▶ Directions:
Records follow. Select each line holding "value".

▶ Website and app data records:
Start of Block
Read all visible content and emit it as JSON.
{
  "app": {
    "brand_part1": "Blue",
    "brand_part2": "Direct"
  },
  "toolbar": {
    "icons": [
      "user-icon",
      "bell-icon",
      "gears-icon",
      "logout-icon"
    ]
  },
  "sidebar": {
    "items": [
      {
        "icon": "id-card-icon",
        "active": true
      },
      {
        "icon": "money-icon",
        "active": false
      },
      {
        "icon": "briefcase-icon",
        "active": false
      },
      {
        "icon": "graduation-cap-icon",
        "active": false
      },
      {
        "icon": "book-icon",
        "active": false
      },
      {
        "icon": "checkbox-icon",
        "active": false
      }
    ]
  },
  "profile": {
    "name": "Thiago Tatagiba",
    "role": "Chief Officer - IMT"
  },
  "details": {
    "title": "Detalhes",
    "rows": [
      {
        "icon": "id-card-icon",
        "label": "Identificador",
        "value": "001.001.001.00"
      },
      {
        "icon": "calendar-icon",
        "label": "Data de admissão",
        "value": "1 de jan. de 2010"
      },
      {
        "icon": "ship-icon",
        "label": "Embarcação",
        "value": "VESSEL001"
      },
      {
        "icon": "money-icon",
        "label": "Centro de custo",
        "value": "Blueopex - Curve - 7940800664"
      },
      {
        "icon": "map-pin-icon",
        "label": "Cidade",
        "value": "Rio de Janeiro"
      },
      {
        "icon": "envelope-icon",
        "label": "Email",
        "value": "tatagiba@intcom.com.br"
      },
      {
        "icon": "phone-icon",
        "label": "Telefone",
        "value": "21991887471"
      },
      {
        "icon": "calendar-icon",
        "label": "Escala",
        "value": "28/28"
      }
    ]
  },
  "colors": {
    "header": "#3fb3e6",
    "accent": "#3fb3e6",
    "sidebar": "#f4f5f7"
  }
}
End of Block
▶ Solution to the exercise:
        "value": "001.001.001.00"
        "value": "1 de jan. de 2010"
        "value": "VESSEL001"
        "value": "Blueopex - Curve - 7940800664"
        "value": "Rio de Janeiro"
        "value": "tatagiba@intcom.com.br"
        "value": "21991887471"
        "value": "28/28"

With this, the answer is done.